TUCSON—A grisly accident in which a stolen truck carrying illegal immigrants plowed into vehicles waiting to turn—killing five people and critically injuring several others—shows the added risk violence-prone smugglers now pose to the public, authorities said.
“They seem to have more of a propensity for violent behavior and reckless behavior and any time you have that, it puts the public at increased danger and officers at increased danger,” Arizona Department of Public Safety spokesman Frank Valenzuela said Monday.
State and federal investigators have reconstructed Saturday’s accident near the east gate of Fort Huachuca in Sierra Vista and interviewed illegal immigrants who had been jammed into a pickup truck.
The driver lost control when swerving on Arizona 90 at more than 90 mph, authorities said.
The truck slammed into nine vehicles lined up to turn onto an eastbound bypass from the highway after it swerved to avoid a tire deflation strip that Sierra Vista police officers deployed at an intersection, Valenzuela said.
The truck struck the raised center median, vaulted and landed on top of the first few cars, then rolled over the rest or pushed them into one another.
At least nine and possibly 11 people in the truck were among 15 people critically injured, with at least one on life support, Valenzuela said. A few people are believed to have fled the crash scene.
The dead included James H. Lee, 75, and Emilia Guthrie, 71, of Huachuca City, married only about six weeks; and three illegal immigrants from Mexico: Eric Sanchez-Dominguez, Maria Hernandez-Espinosa and Mauro Macedal-Hernandez. All were pronounced dead at the scene.
Investigators believe a second pickup also carrying illegal immigrants fled the area.
Authorities initially reported six deaths, but one accident victim who apparently went into cardiac arrest on the way to a hospital was resuscitated, said DPS Sgt. Brian Preston.
Valenzuela said investigators have not identified the driver but two others identified as being part of the smuggling operation were in custody.
The U.S. Attorney for Arizona filed a criminal complaint Monday charging Carlos Cortez and Jose Luis Zepeda-Cruz with conspiring to transport 28 to 30 illegal immigrants from Mexico, including 18 people loaded into the truck that crashed.
Zepeda-Cruz, 24, was accused of leading the group into the United States near Naco. Cortez, 29, was identified as a passenger in the pickup, one of two trucks involved in the smuggling operation.
Smugglers who formerly used their own or friends’ vehicles have turned to newer, better conditioned, high-speed stolen vehicles for their smuggling operations, according to Valenzuela.

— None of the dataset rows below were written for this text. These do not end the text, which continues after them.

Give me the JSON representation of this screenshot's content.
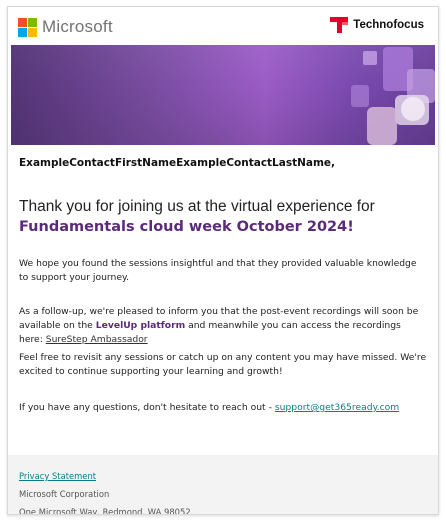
{
  "header": {
    "brand_left": "Microsoft",
    "brand_right": "Technofocus"
  },
  "banner": {
    "accent_colors": [
      "#5a3a7c",
      "#9b5cc6",
      "#c5a3e6",
      "#d6b8d8"
    ]
  },
  "content": {
    "greeting": "ExampleContactFirstNameExampleContactLastName,",
    "headline_line1": "Thank you for joining us at the virtual experience for",
    "headline_event": "Fundamentals cloud week October 2024!",
    "p1": "We hope you found the sessions insightful and that they provided valuable knowledge to support your journey.",
    "p2_before": "As a follow-up, we're pleased to inform you that the post-event recordings will soon be available on the ",
    "p2_highlight": "LevelUp platform",
    "p2_after": " and meanwhile you can access the recordings here: ",
    "p2_link": "SureStep Ambassador",
    "p3": "Feel free to revisit any sessions or catch up on any content you may have missed. We're excited to continue supporting your learning and growth!",
    "p4_before": "If you have any questions, don't hesitate to reach out - ",
    "p4_email": "support@get365ready.com"
  },
  "footer": {
    "privacy_link": "Privacy Statement",
    "company": "Microsoft Corporation",
    "address": "One Microsoft Way, Redmond, WA 98052."
  },
  "colors": {
    "event_purple": "#5b2a7a",
    "link_teal": "#0f7b8a",
    "technofocus_red": "#e4002b"
  }
}
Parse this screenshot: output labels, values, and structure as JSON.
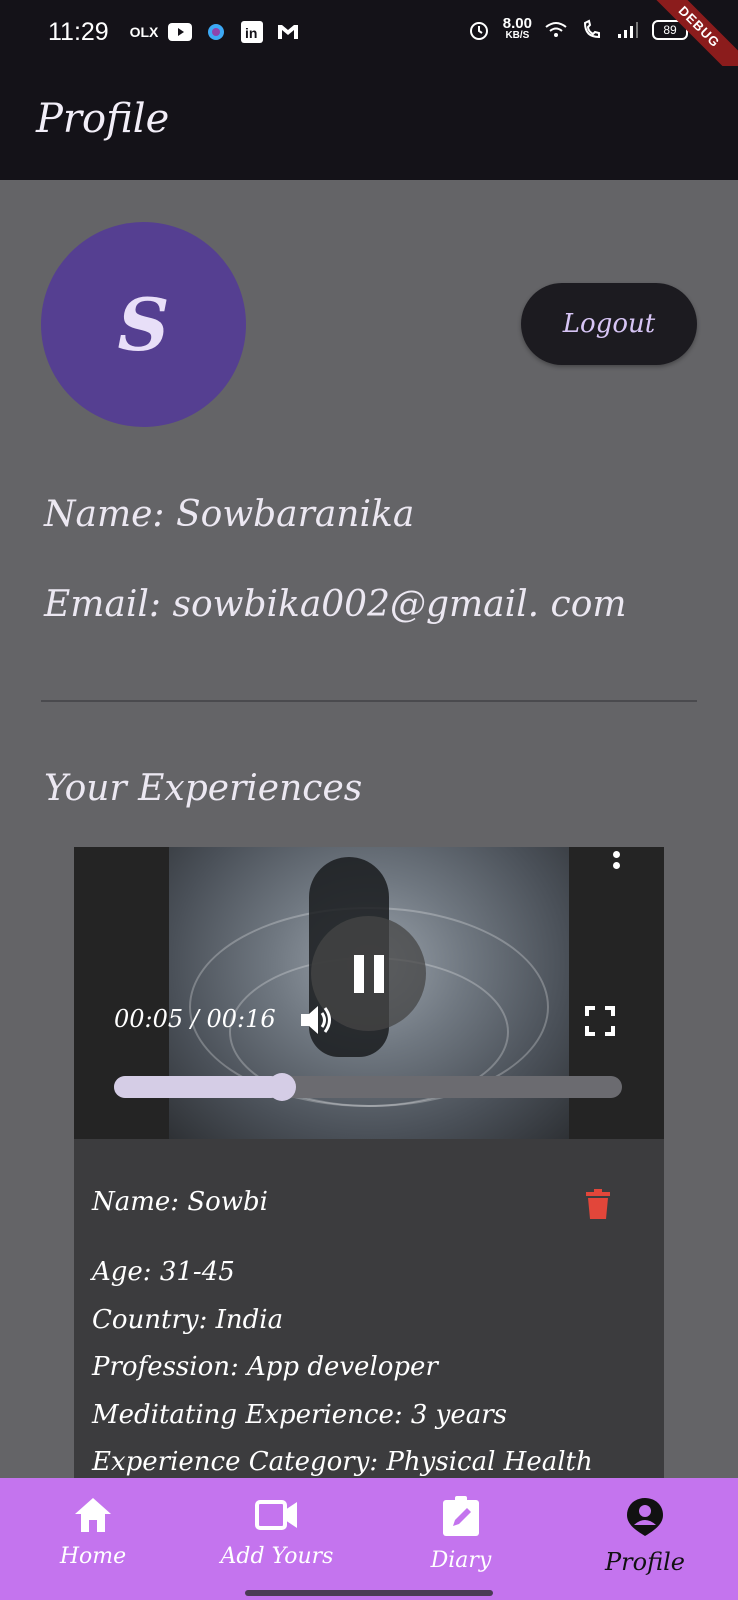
{
  "status_bar": {
    "time": "11:29",
    "left_icons": [
      "olx-icon",
      "youtube-icon",
      "app-icon",
      "linkedin-icon",
      "gmail-icon"
    ],
    "speed_value": "8.00",
    "speed_unit": "KB/S",
    "battery": "89",
    "debug_label": "DEBUG"
  },
  "app_bar": {
    "title": "Profile"
  },
  "profile": {
    "avatar_initial": "S",
    "logout_label": "Logout",
    "name_line": "Name: Sowbaranika",
    "email_line": "Email: sowbika002@gmail. com"
  },
  "experiences": {
    "section_title": "Your Experiences",
    "video": {
      "time_display": "00:05 / 00:16",
      "progress": 0.33
    },
    "details": {
      "name": "Name: Sowbi",
      "age": "Age: 31-45",
      "country": "Country: India",
      "profession": "Profession: App developer",
      "meditating": "Meditating Experience: 3 years",
      "category": "Experience Category: Physical Health"
    }
  },
  "bottom_nav": {
    "items": [
      {
        "label": "Home",
        "icon": "home-icon"
      },
      {
        "label": "Add Yours",
        "icon": "video-camera-icon"
      },
      {
        "label": "Diary",
        "icon": "edit-note-icon"
      },
      {
        "label": "Profile",
        "icon": "account-pin-icon",
        "active": true
      }
    ]
  },
  "colors": {
    "background": "#646467",
    "app_bar": "#141218",
    "avatar": "#553f91",
    "nav": "#c474ee",
    "delete": "#e2463a"
  }
}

He said that enables them to drive more recklessly and with an increased willingness to run from law enforcement officers.
“I think it is fairly indicative of the greater risk everybody who has to share the highway with these guys has to encounter,” Preston said. “What we see now with these professional (smuggling) organizations is they’re becoming more violent, more reckless, more desperate, high rates of speed.”
“The smugglers are definitely becoming more violent and more organized,” said Kat Rodriguez, coordinating organizer for the Arizona Border Rights Coalition.
She said smugglers view immigrants strictly as “a commodity and not a human being” and U.S. immigration policies have helped make smuggling so profitable.
Cochise County Sheriff Larry Devers said the greed of smugglers has “overcome their senses.”